And what about the cities? August welcomes the Bristol International Balloon Fiesta, Europe's largest balloon event with over 150 hot air balloons taking to the skies. September announces the Jane Austen Festival – dig out your bonnets, empire dresses and top hats, and visit Bath.
Cheap overnight stops
The south west of England is well served by the Practical Motorhome Nightstops scheme – many of which are pub settings, where you can enjoy a meal or drink. And some are free of charge when eating in the pub. One, Elton Farm in Gloucestershire, is simply a farm field, but it's perfect for exploring the Forest of Dean.
Motorhome access and information
We've a few pointers regarding touring this area in your 'van. If you want to visit Bristol, the city is well served with the M5 and M4 acting as part of a ring road and the M32 spur taking you to the city centre off the M4. There are centrally located campsites – the Caravan Club runs a site (though this is due to close in August 2015) in the dockland area, close to the SS Great Britain, with a cycle path direct to the city centre. It's worth it because motorhome parking is not allowed in the city centre unless you can guarantee to fit your 'van into one bay only (see below for Park and Ride facilities). There's a toll on the Clifton Suspension Bridge – it's only a few pence, but they won't accept 5p or copper coins – and four tons is its maximum weight limit.
Town parking is patchy throughout South West England with frustrating height barriers and one-bay-per-vehicle rules in some places, but specific provision made in others, so if you're hoping to take your motorhome, do your homework before you set off.
Park and Ride facilities are your best option but even some of these are not recommended. In Bristol, only use the Brislington or Long Ashton Park and Ride sites (Portway has a height barrier). Salisbury has five Park and Ride sites, and only Britford (south of the town) is accessible to 'vans, however in Taunton, motorhomes are allowed at both Park and Ride sites and in Bath, all Park and Ride sites are accessible.
Elsewhere there are motorhome-accessible car parks at Stow-on-the-Wold, Bourton-on-the-Water and Cirencester for the Cotswolds, Tewkesbury, Burnham-on-Sea, Cheddar and Kingswood. Forest of Dean council car parks exclude motorhomes, but there are several Forestry Commission car parks which are motorhome friendly.

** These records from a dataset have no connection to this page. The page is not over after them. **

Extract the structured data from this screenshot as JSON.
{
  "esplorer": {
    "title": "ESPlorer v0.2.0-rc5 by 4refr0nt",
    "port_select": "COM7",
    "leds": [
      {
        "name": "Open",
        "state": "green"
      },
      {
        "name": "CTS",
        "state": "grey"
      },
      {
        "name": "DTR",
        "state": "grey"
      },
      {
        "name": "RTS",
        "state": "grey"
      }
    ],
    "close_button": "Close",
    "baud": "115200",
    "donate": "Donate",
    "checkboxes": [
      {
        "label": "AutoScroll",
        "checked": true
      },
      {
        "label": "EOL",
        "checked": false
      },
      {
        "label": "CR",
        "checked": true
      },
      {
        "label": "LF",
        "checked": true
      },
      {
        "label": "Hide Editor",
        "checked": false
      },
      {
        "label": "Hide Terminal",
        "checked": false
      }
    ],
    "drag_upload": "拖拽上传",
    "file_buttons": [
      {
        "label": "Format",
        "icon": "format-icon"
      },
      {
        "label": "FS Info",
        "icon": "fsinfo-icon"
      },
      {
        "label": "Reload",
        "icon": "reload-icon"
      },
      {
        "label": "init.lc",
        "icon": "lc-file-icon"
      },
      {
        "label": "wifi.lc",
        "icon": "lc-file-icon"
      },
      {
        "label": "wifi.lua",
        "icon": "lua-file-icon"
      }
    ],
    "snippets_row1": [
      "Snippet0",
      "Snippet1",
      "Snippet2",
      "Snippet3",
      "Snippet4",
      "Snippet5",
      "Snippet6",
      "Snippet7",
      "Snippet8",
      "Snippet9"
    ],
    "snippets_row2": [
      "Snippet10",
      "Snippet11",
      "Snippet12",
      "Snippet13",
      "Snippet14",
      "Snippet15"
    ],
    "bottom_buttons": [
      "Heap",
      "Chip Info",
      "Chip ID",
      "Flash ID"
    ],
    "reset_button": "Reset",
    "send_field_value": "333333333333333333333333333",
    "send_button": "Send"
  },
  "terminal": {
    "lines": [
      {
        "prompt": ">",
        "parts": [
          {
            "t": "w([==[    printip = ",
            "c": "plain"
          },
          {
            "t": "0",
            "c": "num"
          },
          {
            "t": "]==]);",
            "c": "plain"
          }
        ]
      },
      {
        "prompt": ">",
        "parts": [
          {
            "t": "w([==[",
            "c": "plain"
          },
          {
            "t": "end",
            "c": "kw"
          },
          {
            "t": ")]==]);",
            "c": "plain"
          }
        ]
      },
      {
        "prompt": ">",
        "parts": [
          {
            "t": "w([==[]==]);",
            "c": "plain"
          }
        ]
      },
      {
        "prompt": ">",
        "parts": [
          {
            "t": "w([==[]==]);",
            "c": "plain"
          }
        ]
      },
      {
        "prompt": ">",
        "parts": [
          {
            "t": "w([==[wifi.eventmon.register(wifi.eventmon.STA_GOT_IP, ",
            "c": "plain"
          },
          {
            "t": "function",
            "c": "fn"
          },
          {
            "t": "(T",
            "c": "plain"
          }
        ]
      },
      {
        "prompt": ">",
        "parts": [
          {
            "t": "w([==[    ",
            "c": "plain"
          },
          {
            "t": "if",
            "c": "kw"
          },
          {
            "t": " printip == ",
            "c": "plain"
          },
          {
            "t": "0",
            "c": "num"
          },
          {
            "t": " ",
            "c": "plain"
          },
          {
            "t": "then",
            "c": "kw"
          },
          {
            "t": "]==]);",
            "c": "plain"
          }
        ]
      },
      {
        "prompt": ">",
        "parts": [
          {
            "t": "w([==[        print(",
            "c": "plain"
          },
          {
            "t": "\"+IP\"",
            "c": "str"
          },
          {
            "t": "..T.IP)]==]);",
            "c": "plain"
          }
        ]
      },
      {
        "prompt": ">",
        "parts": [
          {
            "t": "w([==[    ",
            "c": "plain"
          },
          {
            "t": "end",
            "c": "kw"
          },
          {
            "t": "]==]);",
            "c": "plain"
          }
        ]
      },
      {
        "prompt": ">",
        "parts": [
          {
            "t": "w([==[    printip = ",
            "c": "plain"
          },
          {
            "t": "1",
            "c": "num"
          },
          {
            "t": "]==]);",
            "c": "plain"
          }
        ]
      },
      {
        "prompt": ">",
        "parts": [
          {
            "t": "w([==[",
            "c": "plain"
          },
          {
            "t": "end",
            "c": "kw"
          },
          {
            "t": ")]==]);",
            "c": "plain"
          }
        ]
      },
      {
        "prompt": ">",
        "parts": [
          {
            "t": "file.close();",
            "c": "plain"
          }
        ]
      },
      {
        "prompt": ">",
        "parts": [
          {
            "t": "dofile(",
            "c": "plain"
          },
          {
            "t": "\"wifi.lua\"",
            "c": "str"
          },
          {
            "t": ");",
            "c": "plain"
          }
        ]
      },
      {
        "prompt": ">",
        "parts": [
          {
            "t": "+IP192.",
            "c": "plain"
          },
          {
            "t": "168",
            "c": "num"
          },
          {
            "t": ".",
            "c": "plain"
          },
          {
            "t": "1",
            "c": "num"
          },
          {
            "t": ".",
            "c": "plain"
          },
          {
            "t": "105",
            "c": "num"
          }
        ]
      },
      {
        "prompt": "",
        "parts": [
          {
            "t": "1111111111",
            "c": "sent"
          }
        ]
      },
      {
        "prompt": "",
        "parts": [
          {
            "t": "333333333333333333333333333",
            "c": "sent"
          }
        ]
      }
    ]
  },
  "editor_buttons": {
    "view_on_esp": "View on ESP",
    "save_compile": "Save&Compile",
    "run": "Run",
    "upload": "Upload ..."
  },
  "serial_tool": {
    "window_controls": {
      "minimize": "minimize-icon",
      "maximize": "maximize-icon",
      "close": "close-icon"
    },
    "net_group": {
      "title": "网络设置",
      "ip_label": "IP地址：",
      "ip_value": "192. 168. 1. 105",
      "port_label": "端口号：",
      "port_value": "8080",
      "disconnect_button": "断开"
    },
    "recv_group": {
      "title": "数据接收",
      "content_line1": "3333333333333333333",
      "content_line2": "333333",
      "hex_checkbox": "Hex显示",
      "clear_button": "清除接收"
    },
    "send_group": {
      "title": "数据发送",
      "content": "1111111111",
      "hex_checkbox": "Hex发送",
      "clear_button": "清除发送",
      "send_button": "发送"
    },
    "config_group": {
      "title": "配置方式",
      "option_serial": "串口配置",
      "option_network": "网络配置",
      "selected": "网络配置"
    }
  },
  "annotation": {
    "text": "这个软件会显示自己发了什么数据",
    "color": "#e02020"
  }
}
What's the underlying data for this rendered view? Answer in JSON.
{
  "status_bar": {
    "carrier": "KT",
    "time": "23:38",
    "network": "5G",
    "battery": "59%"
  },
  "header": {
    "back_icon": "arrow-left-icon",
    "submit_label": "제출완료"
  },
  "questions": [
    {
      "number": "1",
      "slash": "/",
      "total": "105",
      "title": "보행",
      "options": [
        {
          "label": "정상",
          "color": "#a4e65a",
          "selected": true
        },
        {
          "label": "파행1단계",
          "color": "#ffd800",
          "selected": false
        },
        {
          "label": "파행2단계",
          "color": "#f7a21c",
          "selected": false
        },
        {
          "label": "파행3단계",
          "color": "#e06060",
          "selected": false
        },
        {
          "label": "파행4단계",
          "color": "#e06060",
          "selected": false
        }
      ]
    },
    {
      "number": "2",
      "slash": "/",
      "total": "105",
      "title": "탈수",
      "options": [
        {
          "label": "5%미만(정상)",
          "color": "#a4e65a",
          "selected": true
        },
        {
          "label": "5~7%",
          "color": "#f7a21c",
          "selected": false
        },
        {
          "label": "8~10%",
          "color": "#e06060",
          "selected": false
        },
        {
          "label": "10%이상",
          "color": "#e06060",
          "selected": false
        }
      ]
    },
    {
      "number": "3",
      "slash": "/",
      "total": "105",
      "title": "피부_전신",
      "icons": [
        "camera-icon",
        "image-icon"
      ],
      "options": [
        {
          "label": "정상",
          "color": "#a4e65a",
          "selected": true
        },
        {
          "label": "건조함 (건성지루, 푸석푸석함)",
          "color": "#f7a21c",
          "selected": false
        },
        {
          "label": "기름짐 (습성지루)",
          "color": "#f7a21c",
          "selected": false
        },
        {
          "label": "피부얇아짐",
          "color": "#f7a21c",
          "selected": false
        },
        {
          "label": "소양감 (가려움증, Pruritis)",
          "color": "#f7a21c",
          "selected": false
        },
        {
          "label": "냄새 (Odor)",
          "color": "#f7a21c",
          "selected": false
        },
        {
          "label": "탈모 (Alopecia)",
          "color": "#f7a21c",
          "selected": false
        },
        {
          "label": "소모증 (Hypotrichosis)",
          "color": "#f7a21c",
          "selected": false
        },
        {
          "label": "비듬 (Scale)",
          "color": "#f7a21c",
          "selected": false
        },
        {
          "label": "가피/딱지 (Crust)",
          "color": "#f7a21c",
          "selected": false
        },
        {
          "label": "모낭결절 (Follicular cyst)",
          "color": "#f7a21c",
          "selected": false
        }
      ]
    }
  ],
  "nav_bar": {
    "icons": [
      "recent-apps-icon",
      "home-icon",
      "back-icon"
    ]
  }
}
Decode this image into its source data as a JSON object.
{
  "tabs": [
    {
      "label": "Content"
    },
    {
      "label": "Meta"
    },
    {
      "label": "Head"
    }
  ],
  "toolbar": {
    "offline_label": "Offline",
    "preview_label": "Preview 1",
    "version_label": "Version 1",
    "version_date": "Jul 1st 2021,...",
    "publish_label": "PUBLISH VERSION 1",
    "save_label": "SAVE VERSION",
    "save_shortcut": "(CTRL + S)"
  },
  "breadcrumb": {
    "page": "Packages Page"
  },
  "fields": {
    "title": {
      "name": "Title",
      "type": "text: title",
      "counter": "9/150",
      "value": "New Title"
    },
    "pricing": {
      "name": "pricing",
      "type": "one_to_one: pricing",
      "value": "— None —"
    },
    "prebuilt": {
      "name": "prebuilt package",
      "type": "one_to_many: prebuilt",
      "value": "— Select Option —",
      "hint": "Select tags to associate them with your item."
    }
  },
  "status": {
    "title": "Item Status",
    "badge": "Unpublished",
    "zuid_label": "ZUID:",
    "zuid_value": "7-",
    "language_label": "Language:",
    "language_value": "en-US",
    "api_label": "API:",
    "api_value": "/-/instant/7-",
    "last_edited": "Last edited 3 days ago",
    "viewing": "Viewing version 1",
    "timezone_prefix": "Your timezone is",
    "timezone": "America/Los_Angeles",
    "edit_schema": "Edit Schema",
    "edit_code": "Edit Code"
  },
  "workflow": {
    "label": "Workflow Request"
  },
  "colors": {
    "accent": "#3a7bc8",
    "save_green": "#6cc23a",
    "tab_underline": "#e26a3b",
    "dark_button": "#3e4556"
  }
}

How to get to South West England
The M4 junctions 14 to 18 serve Wiltshire well, with good, wide and relatively straight A-roads crossing the county. The A346/338 and the A350 run north to south at either edge of Wiltshire, the latter filled with roundabouts every few miles but with plenty of stopping-off points if required.
Somerset and Gloucestershire can be accessed by both the M4 and M5. From the east, the A303 crosses through Wiltshire into Somerset, the road's reputation as being both beautiful yet frustratingly slow at times completely true! Watch out on the A39 Bridgwater to Minehead/Porlock road. It's twisty and narrow in places, although its beauty west of Minehead, through Exmoor National Park, provides one of Somerset's best views.
Gloucestershire's Forest of Dean can be accessed either via the M4 and a very pretty but windy route following the River Wye, or via Gloucester and the A40/A48.